On behalf of The Marks Law Firm, L.L.C. posted in Divorce on Tuesday, July 29, 2014
People often have counterintuitive views about money and divorce, much of it influenced by cultural perceptions. In general, where spouses have very unequal incomes or come into the marriage with vastly different levels of wealth, the spouse with more money wants to leave with that money intact, and the spouse without that money wants the other spouse’s money…and spousal support. Simple math and the basic fact that no court will completely redistribute wealth from one spouse to the other show that popular ideas about money and divorce do not reflect reality.
But those impressions tend to be hard to fight, particularly when fueled by raw emotions at the onset of a divorce. An aggrieved spouse will see money as compensation for a wrong – regardless of whether that spouse would be on the paying or receiving end of the money.
For a considerable period of time, two people have run one household together with a combined income and wealth. Now, moving forward, those same two people will need to run two households on separate incomes, with one possibly paying the other spousal or child support. Since the incomes do not magically change upon divorce, every couple finds themselves having to pay more to live without actually earning more. The shortfall will come from somewhere — reduced savings, a different standard of living, a diminished retirement.
Any couple beginning or contemplating divorce would do well to remember that the family net worth will need reallocation, and that it would serve both spouses to preserve as much of that wealth as possible in the long run.
How could a couple achieve that goal?
First, each spouse should consider his or her reasonable expenses as a newly single individual.

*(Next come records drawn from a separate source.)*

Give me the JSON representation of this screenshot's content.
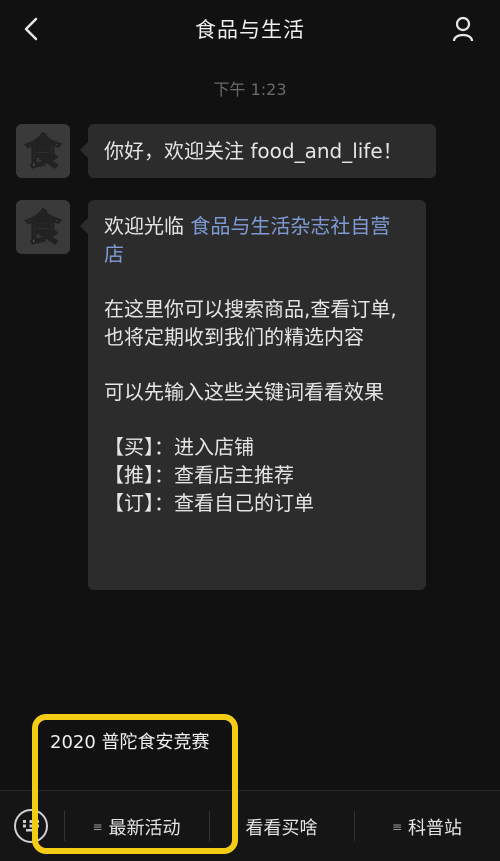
{
  "header": {
    "title": "食品与生活",
    "back_icon": "chevron-left-icon",
    "profile_icon": "person-icon"
  },
  "timestamp": "下午 1:23",
  "messages": [
    {
      "avatar_text": "食",
      "lines": [
        "你好，欢迎关注 food_and_life！"
      ]
    },
    {
      "avatar_text": "食",
      "intro": "欢迎光临 ",
      "link": "食品与生活杂志社自营店",
      "para2": "在这里你可以搜索商品,查看订单,也将定期收到我们的精选内容",
      "para3": "可以先输入这些关键词看看效果",
      "commands": [
        "【买】：进入店铺",
        "【推】：查看店主推荐",
        "【订】：查看自己的订单"
      ]
    }
  ],
  "quick_reply": "2020 普陀食安竞赛",
  "menu": {
    "keyboard_icon": "keyboard-icon",
    "items": [
      "最新活动",
      "看看买啥",
      "科普站"
    ]
  },
  "colors": {
    "background": "#111111",
    "bubble": "#2c2c2c",
    "link": "#7f9bd6",
    "highlight": "#f3cd14"
  }
}
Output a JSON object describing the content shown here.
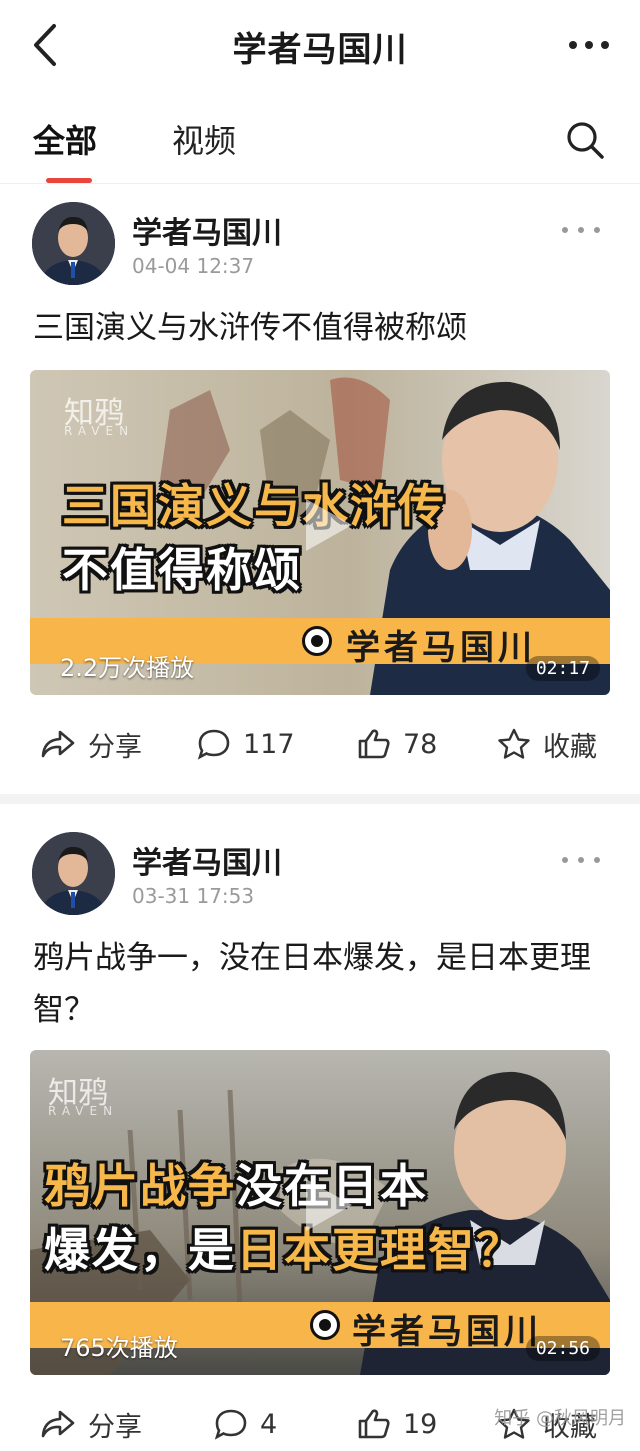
{
  "header": {
    "title": "学者马国川",
    "back_icon": "back-arrow-icon",
    "more_icon": "more-dots-icon"
  },
  "tabs": [
    {
      "label": "全部",
      "active": true
    },
    {
      "label": "视频",
      "active": false
    }
  ],
  "accent_color": "#e8453c",
  "posts": [
    {
      "author": "学者马国川",
      "time": "04-04 12:37",
      "title": "三国演义与水浒传不值得被称颂",
      "video": {
        "watermark": "知鸦",
        "watermark_sub": "RAVEN",
        "cover_line1": "三国演义与水浒传",
        "cover_line2": "不值得称颂",
        "banner_name": "学者马国川",
        "play_count": "2.2万次播放",
        "duration": "02:17"
      },
      "actions": {
        "share": "分享",
        "comments": "117",
        "likes": "78",
        "favorite": "收藏"
      }
    },
    {
      "author": "学者马国川",
      "time": "03-31 17:53",
      "title": "鸦片战争一，没在日本爆发，是日本更理智？",
      "video": {
        "watermark": "知鸦",
        "watermark_sub": "RAVEN",
        "cover_line1_a": "鸦片战争",
        "cover_line1_b": "没在日本",
        "cover_line2_a": "爆发，是",
        "cover_line2_b": "日本更理智？",
        "banner_name": "学者马国川",
        "play_count": "765次播放",
        "duration": "02:56"
      },
      "actions": {
        "share": "分享",
        "comments": "4",
        "likes": "19",
        "favorite": "收藏"
      }
    }
  ],
  "site_watermark": "知乎 @",
  "site_watermark_user": "秋风明月"
}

What do I truly need? What can I really afford? In making this calculation, each spouse should remember that money spent now takes away from money saved for later (college for the kids, the spouse’s retirement).
Second, each spouse should consider what assets he or she could sustain after divorce. Who can actually pay for the marital residence? Who can pay for a new residence?
Third, each spouse should examine income streams and determine what baseline lifestyle he or she could support on that level.
Fourth, each spouse should decide whether it is worth reducing investment funds meant for retirement to make life nicer in the short term. Is that a valuable trade off?
Finally, each spouse should remember that the more one takes from the marital estate or the greater burden of support imposed on one spouse diminishes the retirement options for both spouses. For example, maintenance now may mean less of a contribution to a pension fund, thereby reduces the marital share a spouse may receive at retirement. Spouses may decide to exchange maintenance for defined contributions to retirement funds to assure that the most vulnerable time in life is adequately covered.
Divorce need not be a zero-sum financial game. Thoughtful consideration by both spouses can lead to a continuation of growing the marital estate rather than draining it – and both spouses might just be happier in the long run.
If you have questions about property issues and financial planning in divorce, contact us – we can help.